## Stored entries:
========================================================================

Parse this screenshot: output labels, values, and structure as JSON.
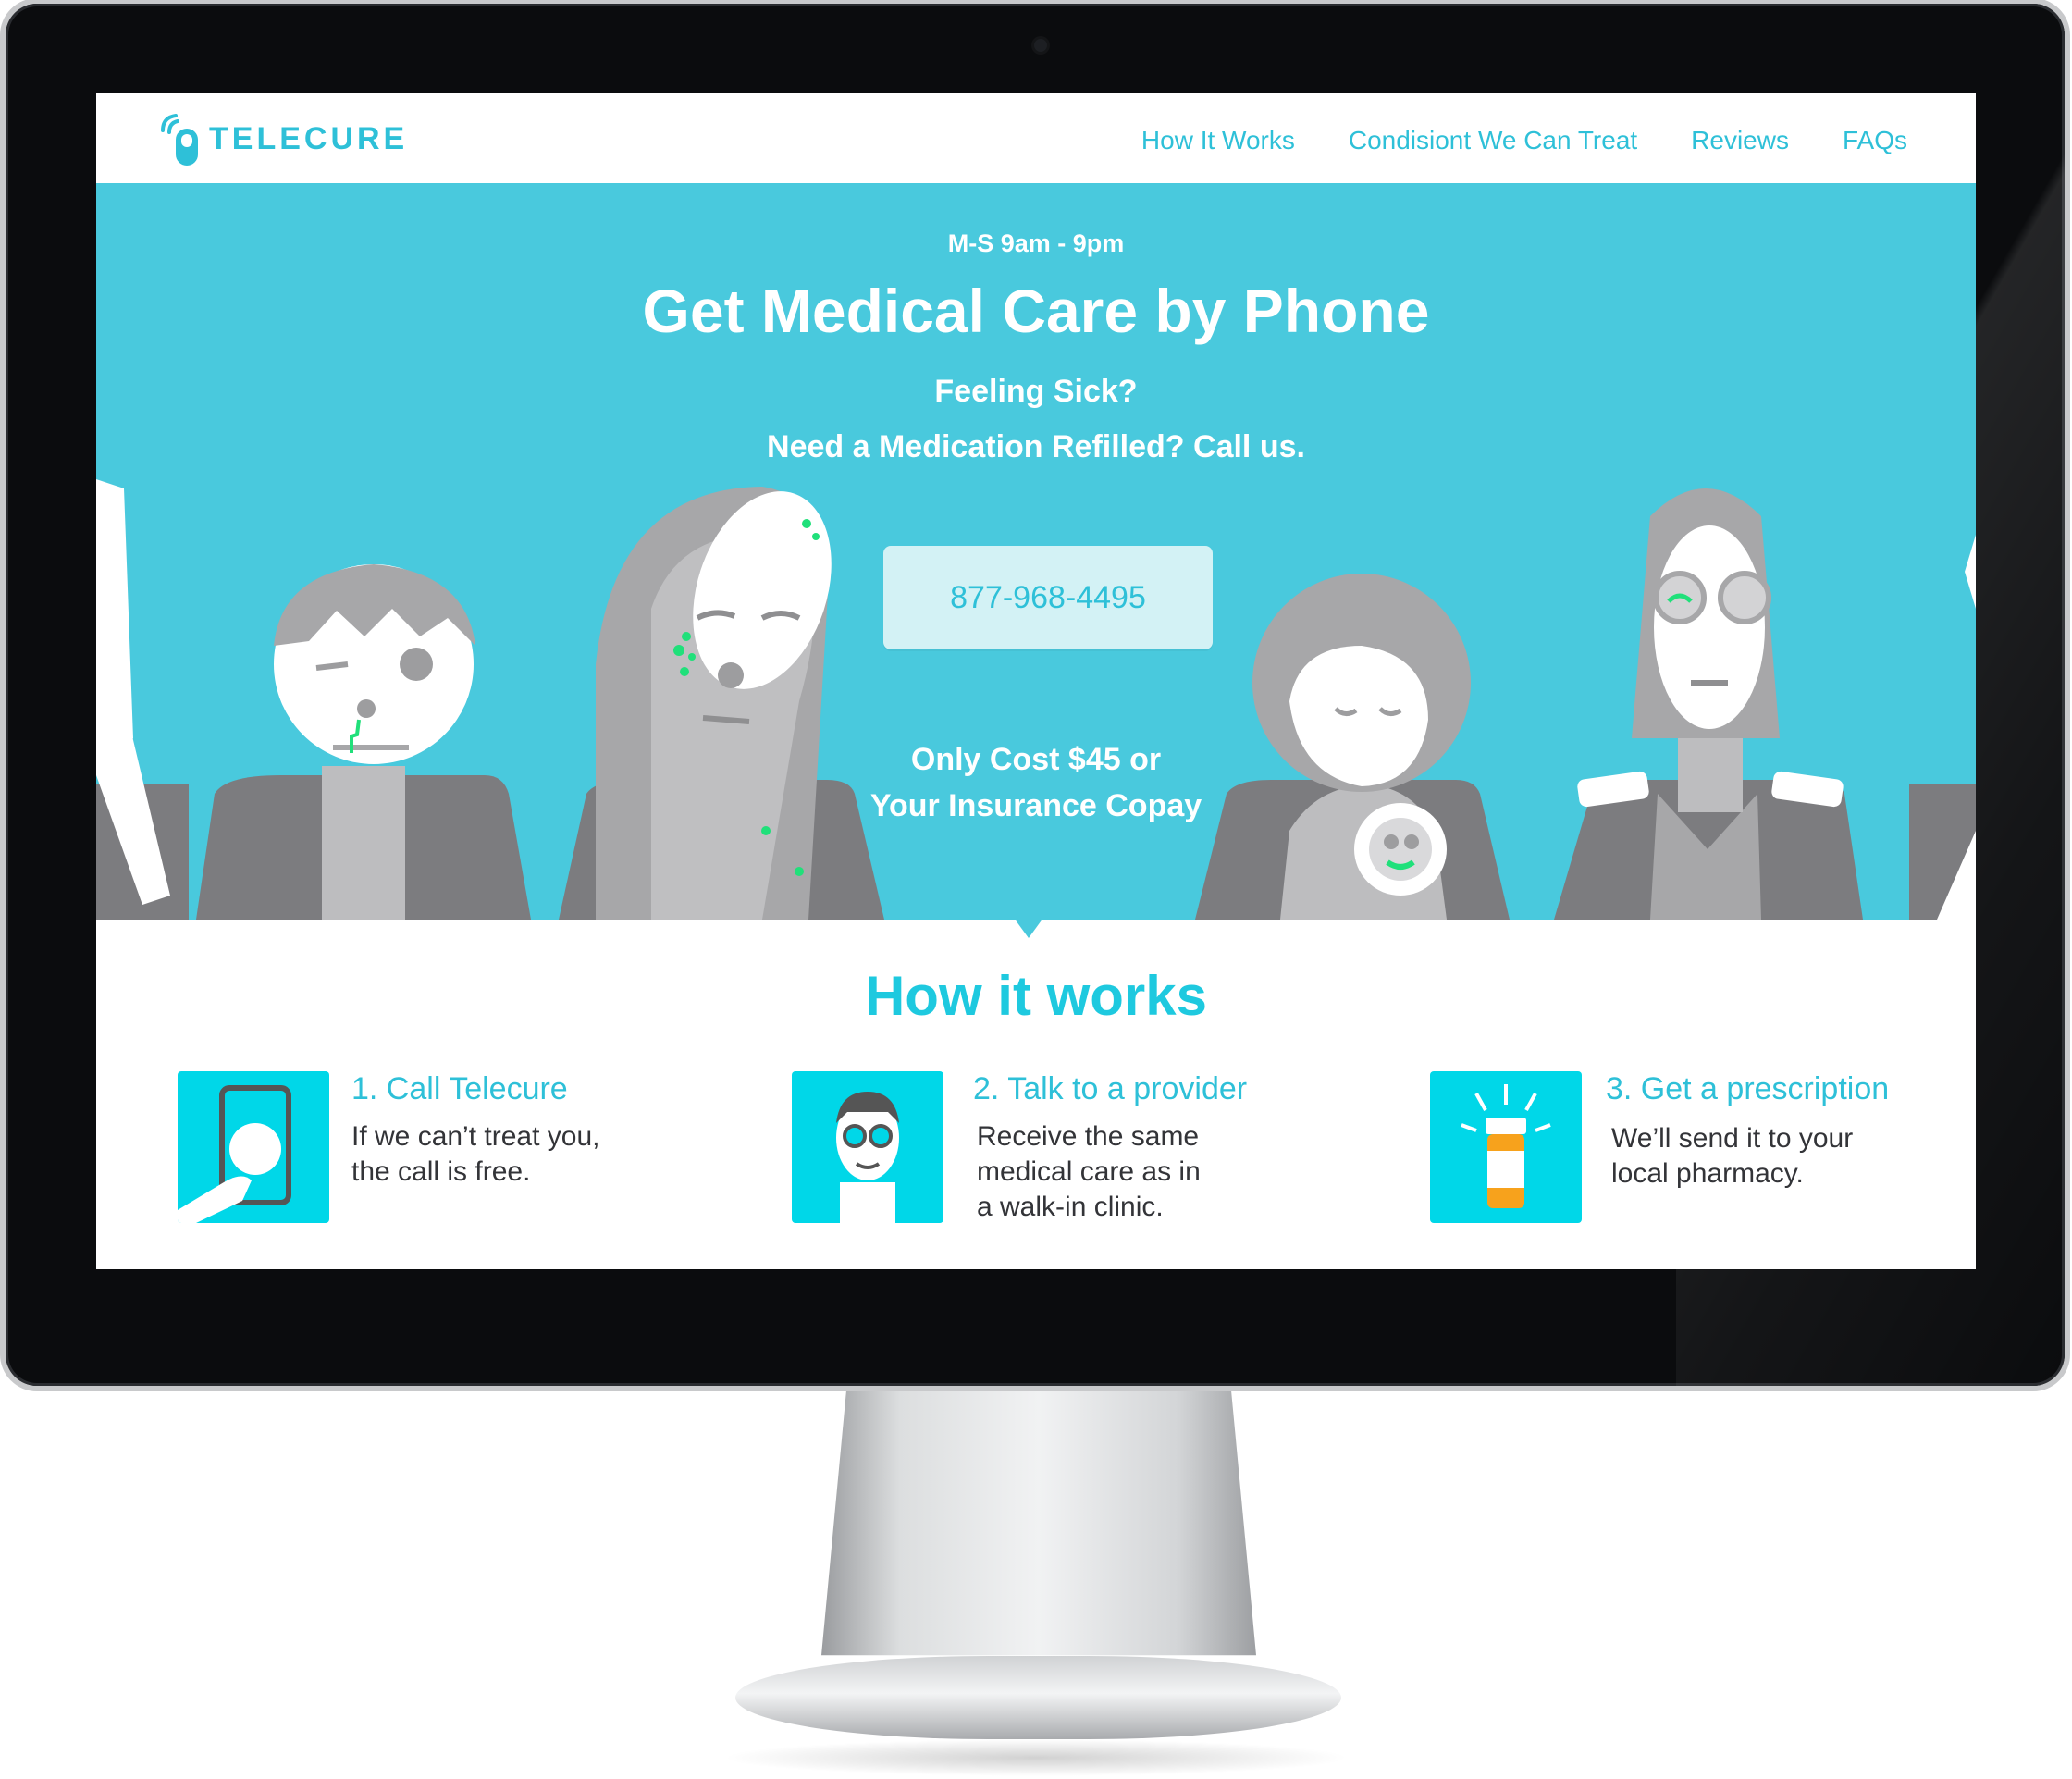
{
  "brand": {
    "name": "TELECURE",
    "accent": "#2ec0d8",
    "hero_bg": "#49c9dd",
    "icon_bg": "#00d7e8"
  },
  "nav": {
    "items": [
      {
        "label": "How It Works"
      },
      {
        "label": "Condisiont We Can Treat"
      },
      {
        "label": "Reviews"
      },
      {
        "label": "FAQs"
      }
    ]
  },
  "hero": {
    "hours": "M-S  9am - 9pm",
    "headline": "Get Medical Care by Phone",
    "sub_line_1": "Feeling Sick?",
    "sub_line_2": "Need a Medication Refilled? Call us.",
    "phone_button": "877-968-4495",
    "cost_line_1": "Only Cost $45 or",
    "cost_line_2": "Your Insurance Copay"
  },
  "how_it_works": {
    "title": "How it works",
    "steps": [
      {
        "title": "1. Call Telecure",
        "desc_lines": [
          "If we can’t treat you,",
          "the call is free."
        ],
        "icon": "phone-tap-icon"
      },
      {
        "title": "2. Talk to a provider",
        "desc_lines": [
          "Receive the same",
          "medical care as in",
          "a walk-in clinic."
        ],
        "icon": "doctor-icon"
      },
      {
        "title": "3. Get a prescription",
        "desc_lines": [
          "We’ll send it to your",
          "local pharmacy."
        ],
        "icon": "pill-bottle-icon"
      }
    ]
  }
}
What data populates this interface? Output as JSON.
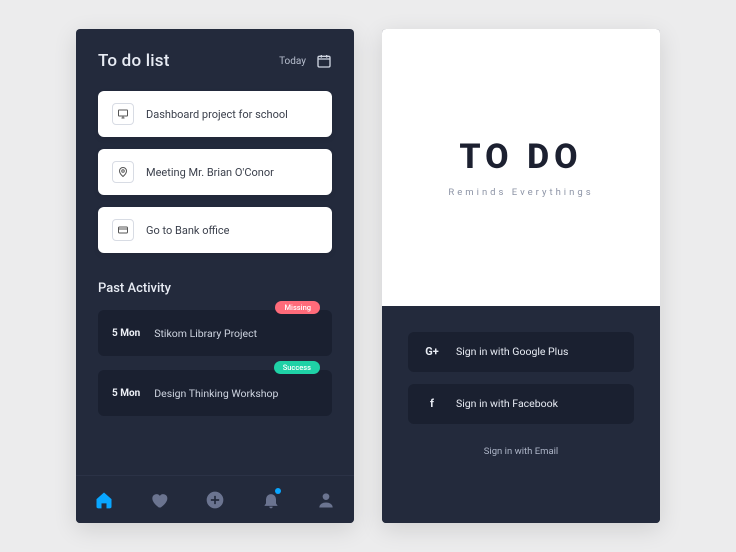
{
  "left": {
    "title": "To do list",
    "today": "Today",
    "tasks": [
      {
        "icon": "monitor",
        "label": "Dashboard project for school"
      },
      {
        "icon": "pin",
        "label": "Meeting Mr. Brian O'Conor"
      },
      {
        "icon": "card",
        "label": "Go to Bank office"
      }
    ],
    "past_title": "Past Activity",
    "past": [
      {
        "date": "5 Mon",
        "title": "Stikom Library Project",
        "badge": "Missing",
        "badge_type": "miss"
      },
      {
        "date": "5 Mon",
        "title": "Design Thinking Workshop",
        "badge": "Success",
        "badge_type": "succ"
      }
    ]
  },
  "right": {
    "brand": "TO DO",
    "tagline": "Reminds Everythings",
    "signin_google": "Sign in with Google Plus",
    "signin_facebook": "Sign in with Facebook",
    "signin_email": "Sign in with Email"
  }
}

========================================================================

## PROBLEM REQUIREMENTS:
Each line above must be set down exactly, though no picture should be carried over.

## RESULT OF THE EXERCISE:
Parse this screenshot: output labels, values, and structure as JSON.
{
  "brand": {
    "name": "TELECURE",
    "accent": "#2ec0d8",
    "hero_bg": "#49c9dd",
    "icon_bg": "#00d7e8"
  },
  "nav": {
    "items": [
      {
        "label": "How It Works"
      },
      {
        "label": "Condisiont We Can Treat"
      },
      {
        "label": "Reviews"
      },
      {
        "label": "FAQs"
      }
    ]
  },
  "hero": {
    "hours": "M-S  9am - 9pm",
    "headline": "Get Medical Care by Phone",
    "sub_line_1": "Feeling Sick?",
    "sub_line_2": "Need a Medication Refilled? Call us.",
    "phone_button": "877-968-4495",
    "cost_line_1": "Only Cost $45 or",
    "cost_line_2": "Your Insurance Copay"
  },
  "how_it_works": {
    "title": "How it works",
    "steps": [
      {
        "title": "1. Call Telecure",
        "desc_lines": [
          "If we can’t treat you,",
          "the call is free."
        ],
        "icon": "phone-tap-icon"
      },
      {
        "title": "2. Talk to a provider",
        "desc_lines": [
          "Receive the same",
          "medical care as in",
          "a walk-in clinic."
        ],
        "icon": "doctor-icon"
      },
      {
        "title": "3. Get a prescription",
        "desc_lines": [
          "We’ll send it to your",
          "local pharmacy."
        ],
        "icon": "pill-bottle-icon"
      }
    ]
  }
}
What data populates this interface? Output as JSON.
{
  "left": {
    "title": "To do list",
    "today": "Today",
    "tasks": [
      {
        "icon": "monitor",
        "label": "Dashboard project for school"
      },
      {
        "icon": "pin",
        "label": "Meeting Mr. Brian O'Conor"
      },
      {
        "icon": "card",
        "label": "Go to Bank office"
      }
    ],
    "past_title": "Past Activity",
    "past": [
      {
        "date": "5 Mon",
        "title": "Stikom Library Project",
        "badge": "Missing",
        "badge_type": "miss"
      },
      {
        "date": "5 Mon",
        "title": "Design Thinking Workshop",
        "badge": "Success",
        "badge_type": "succ"
      }
    ]
  },
  "right": {
    "brand": "TO DO",
    "tagline": "Reminds Everythings",
    "signin_google": "Sign in with Google Plus",
    "signin_facebook": "Sign in with Facebook",
    "signin_email": "Sign in with Email"
  }
}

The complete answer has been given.